┌──
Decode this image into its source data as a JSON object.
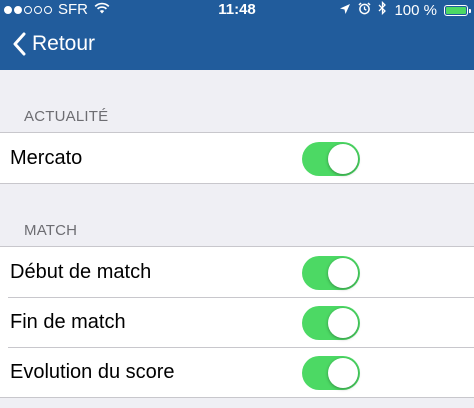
{
  "status_bar": {
    "carrier": "SFR",
    "time": "11:48",
    "battery_percent": "100 %",
    "signal_dots_filled": 2,
    "signal_dots_total": 5,
    "icons": [
      "wifi-icon",
      "location-arrow-icon",
      "alarm-icon",
      "bluetooth-icon",
      "battery-icon"
    ],
    "battery_color": "#4cd964"
  },
  "nav": {
    "back_label": "Retour",
    "bar_color": "#215c9c"
  },
  "sections": [
    {
      "header": "ACTUALITÉ",
      "rows": [
        {
          "label": "Mercato",
          "enabled": true
        }
      ]
    },
    {
      "header": "MATCH",
      "rows": [
        {
          "label": "Début de match",
          "enabled": true
        },
        {
          "label": "Fin de match",
          "enabled": true
        },
        {
          "label": "Evolution du score",
          "enabled": true
        }
      ]
    }
  ],
  "colors": {
    "toggle_on": "#4cd964",
    "background": "#efeff4",
    "section_header_text": "#6d6d72"
  }
}
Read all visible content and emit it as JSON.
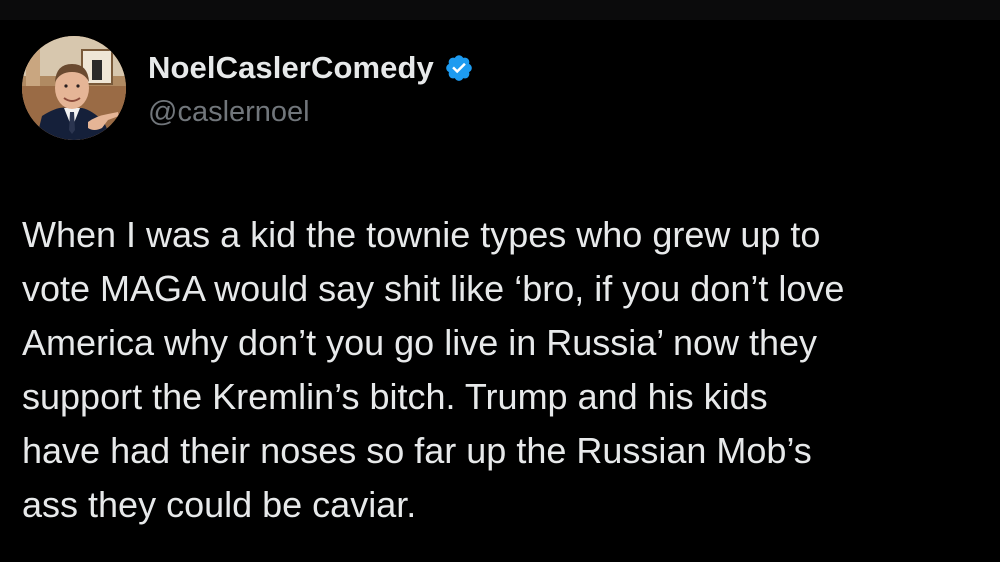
{
  "colors": {
    "background": "#000000",
    "primary_text": "#e7e9ea",
    "secondary_text": "#71767b",
    "verified_badge": "#1d9bf0"
  },
  "author": {
    "display_name": "NoelCaslerComedy",
    "handle": "@caslernoel",
    "verified_icon": "verified-badge-icon",
    "avatar_icon": "profile-photo"
  },
  "tweet": {
    "lines": [
      "When I was a kid the townie types who grew up to",
      "vote MAGA would say shit like ‘bro, if you don’t love",
      "America why don’t you go live in Russia’ now they",
      "support the Kremlin’s bitch. Trump and his kids",
      "have had their noses so far up the Russian Mob’s",
      "ass they could be caviar."
    ]
  }
}
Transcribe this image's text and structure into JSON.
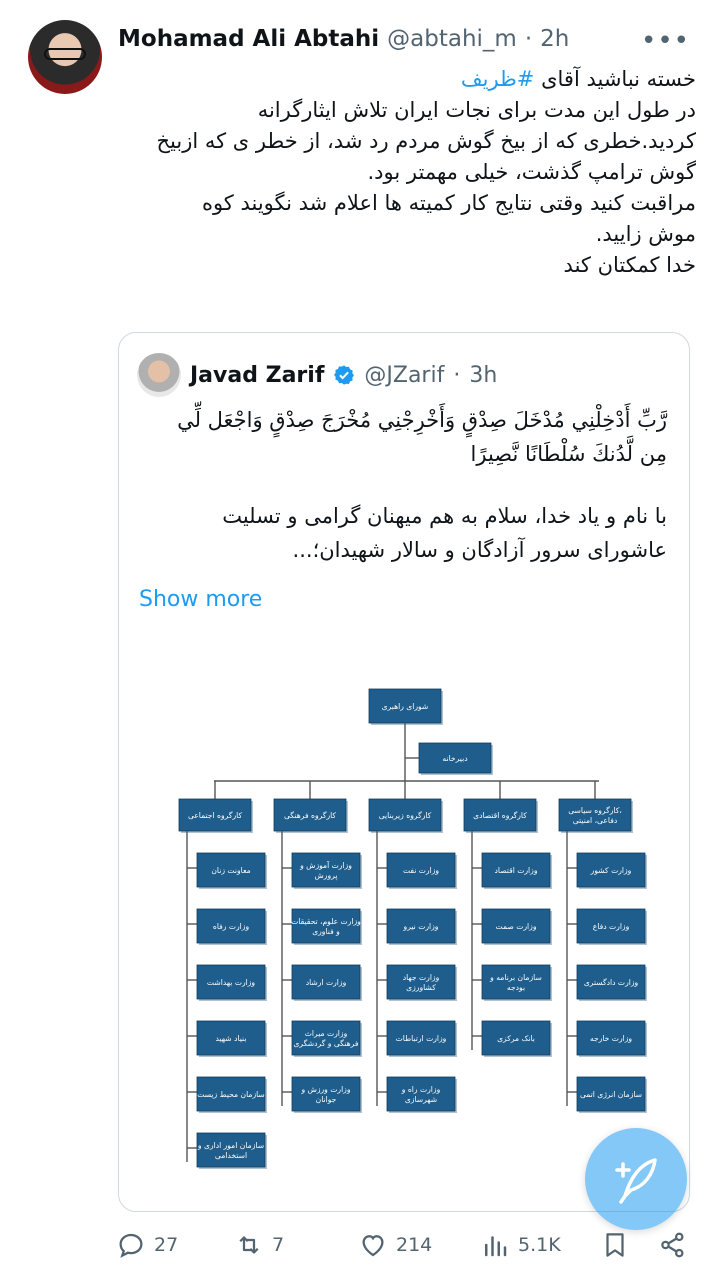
{
  "author": {
    "name": "Mohamad Ali Abtahi",
    "handle": "@abtahi_m",
    "separator": "·",
    "time": "2h",
    "more_icon": "more-horizontal-icon"
  },
  "tweet": {
    "lines": [
      {
        "pre": "خسته نباشید آقای ",
        "tag": "#ظریف"
      },
      {
        "text": "در طول این مدت برای نجات ایران تلاش ایثارگرانه"
      },
      {
        "text": "کردید.خطری که از بیخ گوش مردم رد شد، از خطر ی که ازبیخ"
      },
      {
        "text": "گوش ترامپ گذشت، خیلی مهمتر بود."
      },
      {
        "text": "مراقبت کنید وقتی نتایج کار کمیته ها اعلام شد نگویند کوه"
      },
      {
        "text": "موش زایید."
      },
      {
        "text": "خدا کمکتان کند"
      }
    ]
  },
  "quote": {
    "name": "Javad Zarif",
    "handle": "@JZarif",
    "separator": "·",
    "time": "3h",
    "verified_icon": "verified-badge-icon",
    "verse_lines": [
      "رَّبِّ أَدْخِلْنِي مُدْخَلَ صِدْقٍ وَأَخْرِجْنِي مُخْرَجَ صِدْقٍ وَاجْعَل لِّي",
      "مِن لَّدُنكَ سُلْطَانًا نَّصِيرًا"
    ],
    "body_lines": [
      "با نام و یاد خدا، سلام به هم میهنان گرامی و تسلیت",
      "عاشورای سرور آزادگان و سالار شهیدان؛..."
    ],
    "show_more": "Show more",
    "org_chart": {
      "top": "شورای راهبری",
      "secretariat": "دبیرخانه",
      "columns": [
        {
          "header": "کارگروه اجتماعی",
          "items": [
            "معاونت زنان",
            "وزارت رفاه",
            "وزارت بهداشت",
            "بنیاد شهید",
            "سازمان محیط زیست",
            [
              "سازمان امور اداری و",
              "استخدامی"
            ]
          ]
        },
        {
          "header": "کارگروه فرهنگی",
          "items": [
            [
              "وزارت آموزش و",
              "پرورش"
            ],
            [
              "وزارت علوم، تحقیقات",
              "و فناوری"
            ],
            "وزارت ارشاد",
            [
              "وزارت میراث",
              "فرهنگی و گردشگری"
            ],
            [
              "وزارت ورزش و",
              "جوانان"
            ]
          ]
        },
        {
          "header": "کارگروه زیربنایی",
          "items": [
            "وزارت نفت",
            "وزارت نیرو",
            [
              "وزارت جهاد",
              "کشاورزی"
            ],
            "وزارت ارتباطات",
            [
              "وزارت راه و",
              "شهرسازی"
            ]
          ]
        },
        {
          "header": "کارگروه اقتصادی",
          "items": [
            "وزارت اقتصاد",
            "وزارت صمت",
            [
              "سازمان برنامه و",
              "بودجه"
            ],
            "بانک مرکزی"
          ]
        },
        {
          "header": [
            "کارگروه سیاسی،",
            "دفاعی، امنیتی"
          ],
          "items": [
            "وزارت کشور",
            "وزارت دفاع",
            "وزارت دادگستری",
            "وزارت خارجه",
            "سازمان انرژی اتمی"
          ]
        }
      ]
    }
  },
  "actions": {
    "replies": "27",
    "reposts": "7",
    "likes": "214",
    "views": "5.1K",
    "icons": [
      "reply-icon",
      "repost-icon",
      "like-icon",
      "views-icon",
      "bookmark-icon",
      "share-icon"
    ]
  },
  "fab": {
    "icon": "compose-feather-icon"
  },
  "colors": {
    "accent": "#1d9bf0",
    "box": "#1f5e8c",
    "text": "#0f1419",
    "muted": "#536471"
  }
}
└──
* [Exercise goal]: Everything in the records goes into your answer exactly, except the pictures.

* [Completed task]:
Decode this image into its source data as a JSON object.
{
  "status_bar": {
    "carrier": "SFR",
    "time": "11:48",
    "battery_percent": "100 %",
    "signal_dots_filled": 2,
    "signal_dots_total": 5,
    "icons": [
      "wifi-icon",
      "location-arrow-icon",
      "alarm-icon",
      "bluetooth-icon",
      "battery-icon"
    ],
    "battery_color": "#4cd964"
  },
  "nav": {
    "back_label": "Retour",
    "bar_color": "#215c9c"
  },
  "sections": [
    {
      "header": "ACTUALITÉ",
      "rows": [
        {
          "label": "Mercato",
          "enabled": true
        }
      ]
    },
    {
      "header": "MATCH",
      "rows": [
        {
          "label": "Début de match",
          "enabled": true
        },
        {
          "label": "Fin de match",
          "enabled": true
        },
        {
          "label": "Evolution du score",
          "enabled": true
        }
      ]
    }
  ],
  "colors": {
    "toggle_on": "#4cd964",
    "background": "#efeff4",
    "section_header_text": "#6d6d72"
  }
}
Read all visible content and emit it as JSON.
{
  "colors": {
    "background": "#000000",
    "primary_text": "#e7e9ea",
    "secondary_text": "#71767b",
    "verified_badge": "#1d9bf0"
  },
  "author": {
    "display_name": "NoelCaslerComedy",
    "handle": "@caslernoel",
    "verified_icon": "verified-badge-icon",
    "avatar_icon": "profile-photo"
  },
  "tweet": {
    "lines": [
      "When I was a kid the townie types who grew up to",
      "vote MAGA would say shit like ‘bro, if you don’t love",
      "America why don’t you go live in Russia’ now they",
      "support the Kremlin’s bitch. Trump and his kids",
      "have had their noses so far up the Russian Mob’s",
      "ass they could be caviar."
    ]
  }
}
Transcribe this image's text and structure into JSON.
{
  "author": {
    "name": "Mohamad Ali Abtahi",
    "handle": "@abtahi_m",
    "separator": "·",
    "time": "2h",
    "more_icon": "more-horizontal-icon"
  },
  "tweet": {
    "lines": [
      {
        "pre": "خسته نباشید آقای ",
        "tag": "#ظریف"
      },
      {
        "text": "در طول این مدت برای نجات ایران تلاش ایثارگرانه"
      },
      {
        "text": "کردید.خطری که از بیخ گوش مردم رد شد، از خطر ی که ازبیخ"
      },
      {
        "text": "گوش ترامپ گذشت، خیلی مهمتر بود."
      },
      {
        "text": "مراقبت کنید وقتی نتایج کار کمیته ها اعلام شد نگویند کوه"
      },
      {
        "text": "موش زایید."
      },
      {
        "text": "خدا کمکتان کند"
      }
    ]
  },
  "quote": {
    "name": "Javad Zarif",
    "handle": "@JZarif",
    "separator": "·",
    "time": "3h",
    "verified_icon": "verified-badge-icon",
    "verse_lines": [
      "رَّبِّ أَدْخِلْنِي مُدْخَلَ صِدْقٍ وَأَخْرِجْنِي مُخْرَجَ صِدْقٍ وَاجْعَل لِّي",
      "مِن لَّدُنكَ سُلْطَانًا نَّصِيرًا"
    ],
    "body_lines": [
      "با نام و یاد خدا، سلام به هم میهنان گرامی و تسلیت",
      "عاشورای سرور آزادگان و سالار شهیدان؛..."
    ],
    "show_more": "Show more",
    "org_chart": {
      "top": "شورای راهبری",
      "secretariat": "دبیرخانه",
      "columns": [
        {
          "header": "کارگروه اجتماعی",
          "items": [
            "معاونت زنان",
            "وزارت رفاه",
            "وزارت بهداشت",
            "بنیاد شهید",
            "سازمان محیط زیست",
            [
              "سازمان امور اداری و",
              "استخدامی"
            ]
          ]
        },
        {
          "header": "کارگروه فرهنگی",
          "items": [
            [
              "وزارت آموزش و",
              "پرورش"
            ],
            [
              "وزارت علوم، تحقیقات",
              "و فناوری"
            ],
            "وزارت ارشاد",
            [
              "وزارت میراث",
              "فرهنگی و گردشگری"
            ],
            [
              "وزارت ورزش و",
              "جوانان"
            ]
          ]
        },
        {
          "header": "کارگروه زیربنایی",
          "items": [
            "وزارت نفت",
            "وزارت نیرو",
            [
              "وزارت جهاد",
              "کشاورزی"
            ],
            "وزارت ارتباطات",
            [
              "وزارت راه و",
              "شهرسازی"
            ]
          ]
        },
        {
          "header": "کارگروه اقتصادی",
          "items": [
            "وزارت اقتصاد",
            "وزارت صمت",
            [
              "سازمان برنامه و",
              "بودجه"
            ],
            "بانک مرکزی"
          ]
        },
        {
          "header": [
            "کارگروه سیاسی،",
            "دفاعی، امنیتی"
          ],
          "items": [
            "وزارت کشور",
            "وزارت دفاع",
            "وزارت دادگستری",
            "وزارت خارجه",
            "سازمان انرژی اتمی"
          ]
        }
      ]
    }
  },
  "actions": {
    "replies": "27",
    "reposts": "7",
    "likes": "214",
    "views": "5.1K",
    "icons": [
      "reply-icon",
      "repost-icon",
      "like-icon",
      "views-icon",
      "bookmark-icon",
      "share-icon"
    ]
  },
  "fab": {
    "icon": "compose-feather-icon"
  },
  "colors": {
    "accent": "#1d9bf0",
    "box": "#1f5e8c",
    "text": "#0f1419",
    "muted": "#536471"
  }
}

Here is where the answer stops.